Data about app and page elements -

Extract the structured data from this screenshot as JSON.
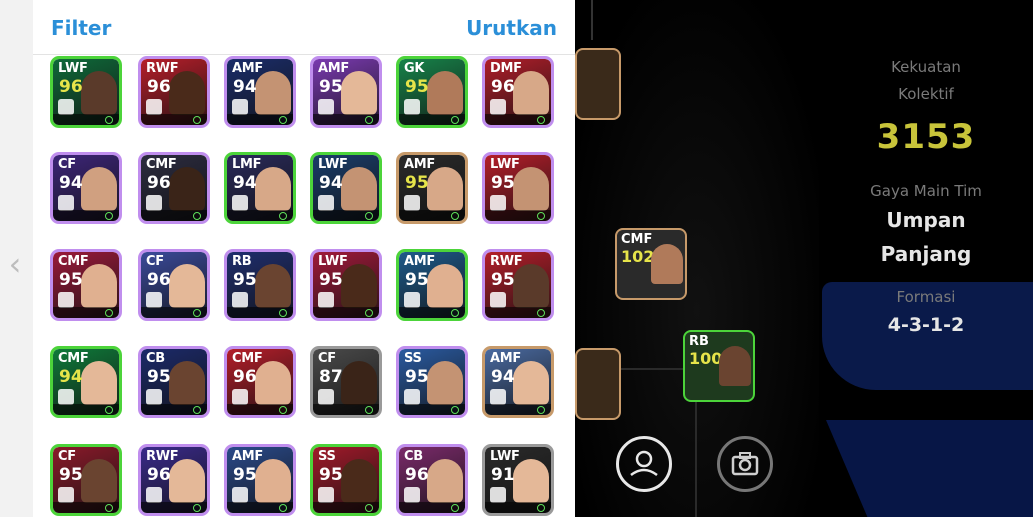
{
  "header": {
    "filter_label": "Filter",
    "sort_label": "Urutkan"
  },
  "players": [
    {
      "pos": "LWF",
      "rating": "96",
      "border": "#4cd43a",
      "bg": "#0f6a3a",
      "rc": "#e6e44a",
      "skin": "#5a3a2a"
    },
    {
      "pos": "RWF",
      "rating": "96",
      "border": "#c08eee",
      "bg": "#b61e2a",
      "rc": "#ffffff",
      "skin": "#4a2a1a"
    },
    {
      "pos": "AMF",
      "rating": "94",
      "border": "#c08eee",
      "bg": "#1b2d6a",
      "rc": "#ffffff",
      "skin": "#c49373"
    },
    {
      "pos": "AMF",
      "rating": "95",
      "border": "#c08eee",
      "bg": "#7a3ab0",
      "rc": "#ffffff",
      "skin": "#e4b898"
    },
    {
      "pos": "GK",
      "rating": "95",
      "border": "#4cd43a",
      "bg": "#17834a",
      "rc": "#e6e44a",
      "skin": "#b07a5a"
    },
    {
      "pos": "DMF",
      "rating": "96",
      "border": "#c08eee",
      "bg": "#b01e2a",
      "rc": "#ffffff",
      "skin": "#d7a888"
    },
    {
      "pos": "CF",
      "rating": "94",
      "border": "#c08eee",
      "bg": "#3d2578",
      "rc": "#ffffff",
      "skin": "#d0a080"
    },
    {
      "pos": "CMF",
      "rating": "96",
      "border": "#c08eee",
      "bg": "#2c2c40",
      "rc": "#ffffff",
      "skin": "#3a2418"
    },
    {
      "pos": "LMF",
      "rating": "94",
      "border": "#4cd43a",
      "bg": "#2a2a5a",
      "rc": "#ffffff",
      "skin": "#d7a888"
    },
    {
      "pos": "LWF",
      "rating": "94",
      "border": "#4cd43a",
      "bg": "#1a3d6a",
      "rc": "#ffffff",
      "skin": "#c49373"
    },
    {
      "pos": "AMF",
      "rating": "95",
      "border": "#c79a6a",
      "bg": "#2a2a2a",
      "rc": "#e6e44a",
      "skin": "#d7a888"
    },
    {
      "pos": "LWF",
      "rating": "95",
      "border": "#c08eee",
      "bg": "#b41e2a",
      "rc": "#ffffff",
      "skin": "#c49373"
    },
    {
      "pos": "CMF",
      "rating": "95",
      "border": "#c08eee",
      "bg": "#9a1a3a",
      "rc": "#ffffff",
      "skin": "#e0b090"
    },
    {
      "pos": "CF",
      "rating": "96",
      "border": "#c08eee",
      "bg": "#3a4a9a",
      "rc": "#ffffff",
      "skin": "#e4b898"
    },
    {
      "pos": "RB",
      "rating": "95",
      "border": "#c08eee",
      "bg": "#1f2e6e",
      "rc": "#ffffff",
      "skin": "#6a4430"
    },
    {
      "pos": "LWF",
      "rating": "95",
      "border": "#c08eee",
      "bg": "#a01a3a",
      "rc": "#ffffff",
      "skin": "#4a2a1a"
    },
    {
      "pos": "AMF",
      "rating": "95",
      "border": "#4cd43a",
      "bg": "#1e5a8a",
      "rc": "#ffffff",
      "skin": "#e0b090"
    },
    {
      "pos": "RWF",
      "rating": "95",
      "border": "#c08eee",
      "bg": "#b41e2a",
      "rc": "#ffffff",
      "skin": "#5a3a2a"
    },
    {
      "pos": "CMF",
      "rating": "94",
      "border": "#4cd43a",
      "bg": "#0f7a3a",
      "rc": "#e6e44a",
      "skin": "#e4b898"
    },
    {
      "pos": "CB",
      "rating": "95",
      "border": "#c08eee",
      "bg": "#1c2a6a",
      "rc": "#ffffff",
      "skin": "#6a4430"
    },
    {
      "pos": "CMF",
      "rating": "96",
      "border": "#c08eee",
      "bg": "#b41e2a",
      "rc": "#ffffff",
      "skin": "#e0b090"
    },
    {
      "pos": "CF",
      "rating": "87",
      "border": "#9a9a9a",
      "bg": "#4a4a4a",
      "rc": "#ffffff",
      "skin": "#3a2418"
    },
    {
      "pos": "SS",
      "rating": "95",
      "border": "#c08eee",
      "bg": "#2a5aa0",
      "rc": "#ffffff",
      "skin": "#c49373"
    },
    {
      "pos": "AMF",
      "rating": "94",
      "border": "#c79a6a",
      "bg": "#4a6aa0",
      "rc": "#ffffff",
      "skin": "#e4b898"
    },
    {
      "pos": "CF",
      "rating": "95",
      "border": "#4cd43a",
      "bg": "#8a1a2a",
      "rc": "#ffffff",
      "skin": "#6a4430"
    },
    {
      "pos": "RWF",
      "rating": "96",
      "border": "#c08eee",
      "bg": "#3a2a8a",
      "rc": "#ffffff",
      "skin": "#e4b898"
    },
    {
      "pos": "AMF",
      "rating": "95",
      "border": "#c08eee",
      "bg": "#2a4a8a",
      "rc": "#ffffff",
      "skin": "#e0b090"
    },
    {
      "pos": "SS",
      "rating": "95",
      "border": "#4cd43a",
      "bg": "#a01a2a",
      "rc": "#ffffff",
      "skin": "#4a2a1a"
    },
    {
      "pos": "CB",
      "rating": "96",
      "border": "#c08eee",
      "bg": "#7a2a6a",
      "rc": "#ffffff",
      "skin": "#d7a888"
    },
    {
      "pos": "LWF",
      "rating": "91",
      "border": "#9a9a9a",
      "bg": "#2a2a2a",
      "rc": "#ffffff",
      "skin": "#e4b898"
    }
  ],
  "pitch_cards": [
    {
      "pos": "CMF",
      "rating": "102",
      "border": "#c79a6a"
    },
    {
      "pos": "RB",
      "rating": "100",
      "border": "#4cd43a"
    }
  ],
  "stats": {
    "power_label_1": "Kekuatan",
    "power_label_2": "Kolektif",
    "power_value": "3153",
    "style_label": "Gaya Main Tim",
    "style_value_1": "Umpan",
    "style_value_2": "Panjang",
    "formation_label": "Formasi",
    "formation_value": "4-3-1-2"
  }
}
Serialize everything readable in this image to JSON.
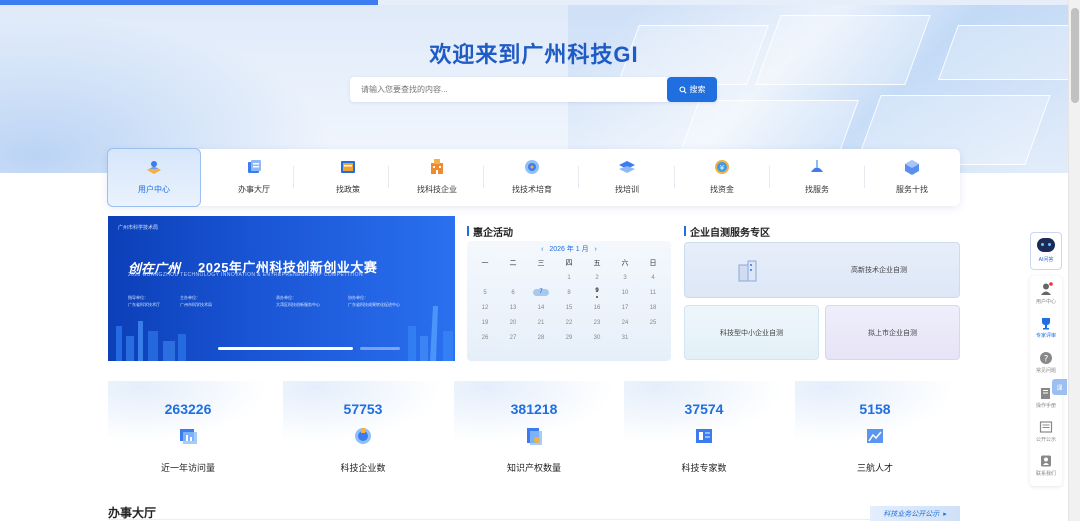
{
  "hero": {
    "title": "欢迎来到广州科技GI",
    "search_placeholder": "请输入您要查找的内容...",
    "search_button": "搜索"
  },
  "nav": {
    "items": [
      {
        "label": "用户中心",
        "icon": "user-center-icon",
        "color": "#f0a030"
      },
      {
        "label": "办事大厅",
        "icon": "service-hall-icon",
        "color": "#3d7bf0"
      },
      {
        "label": "找政策",
        "icon": "policy-icon",
        "color": "#2a8fe0"
      },
      {
        "label": "找科技企业",
        "icon": "tech-enterprise-icon",
        "color": "#f08a30"
      },
      {
        "label": "找技术培育",
        "icon": "tech-cultivation-icon",
        "color": "#3d9bf0"
      },
      {
        "label": "找培训",
        "icon": "training-icon",
        "color": "#2a7fe0"
      },
      {
        "label": "找资金",
        "icon": "funding-icon",
        "color": "#f0b030"
      },
      {
        "label": "找服务",
        "icon": "service-icon",
        "color": "#3d7bf0"
      },
      {
        "label": "服务十找",
        "icon": "ten-services-icon",
        "color": "#5a8ff0"
      }
    ]
  },
  "banner": {
    "org": "广州市科学技术局",
    "slogan": "创在广州",
    "title": "2025年广州科技创新创业大赛",
    "subtitle": "2025 GUANGZHOU TECHNOLOGY INNOVATION & ENTREPRENEURSHIP COMPETITION",
    "info": [
      {
        "k": "指导单位：",
        "v": "广东省科学技术厅"
      },
      {
        "k": "主办单位：",
        "v": "广州市科学技术局"
      },
      {
        "k": "承办单位：",
        "v": "大湾区科技创新服务中心"
      },
      {
        "k": "协办单位：",
        "v": "广东省科技成果转化促进中心"
      }
    ]
  },
  "activities": {
    "heading": "惠企活动",
    "calendar_title": "2026 年 1 月",
    "prev": "‹",
    "next": "›",
    "weekdays": [
      "一",
      "二",
      "三",
      "四",
      "五",
      "六",
      "日"
    ],
    "weeks": [
      [
        "",
        "",
        "",
        "1",
        "2",
        "3",
        "4"
      ],
      [
        "5",
        "6",
        "7",
        "8",
        "9",
        "10",
        "11"
      ],
      [
        "12",
        "13",
        "14",
        "15",
        "16",
        "17",
        "18"
      ],
      [
        "19",
        "20",
        "21",
        "22",
        "23",
        "24",
        "25"
      ],
      [
        "26",
        "27",
        "28",
        "29",
        "30",
        "31",
        ""
      ]
    ],
    "selected": "7",
    "today": "9"
  },
  "self_test": {
    "heading": "企业自测服务专区",
    "items": [
      "高新技术企业自测",
      "科技型中小企业自测",
      "拟上市企业自测"
    ]
  },
  "stats": [
    {
      "value": "263226",
      "label": "近一年访问量",
      "icon": "visits-icon"
    },
    {
      "value": "57753",
      "label": "科技企业数",
      "icon": "enterprise-count-icon"
    },
    {
      "value": "381218",
      "label": "知识产权数量",
      "icon": "ip-count-icon"
    },
    {
      "value": "37574",
      "label": "科技专家数",
      "icon": "expert-count-icon"
    },
    {
      "value": "5158",
      "label": "三航人才",
      "icon": "talent-icon"
    }
  ],
  "bottom": {
    "section_title": "办事大厅",
    "public_button": "科技业务公开公示"
  },
  "side": {
    "ai_label": "AI问答",
    "items": [
      {
        "label": "用户中心",
        "icon": "user-icon"
      },
      {
        "label": "专家评审",
        "icon": "trophy-icon"
      },
      {
        "label": "常见问题",
        "icon": "question-icon"
      },
      {
        "label": "操作手册",
        "icon": "manual-icon"
      },
      {
        "label": "公开公示",
        "icon": "notice-icon"
      },
      {
        "label": "联系我们",
        "icon": "contact-icon"
      }
    ],
    "tab_label": "课"
  }
}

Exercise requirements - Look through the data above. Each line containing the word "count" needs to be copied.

Task output -
      "icon": "enterprise-count-icon"
      "icon": "ip-count-icon"
      "icon": "expert-count-icon"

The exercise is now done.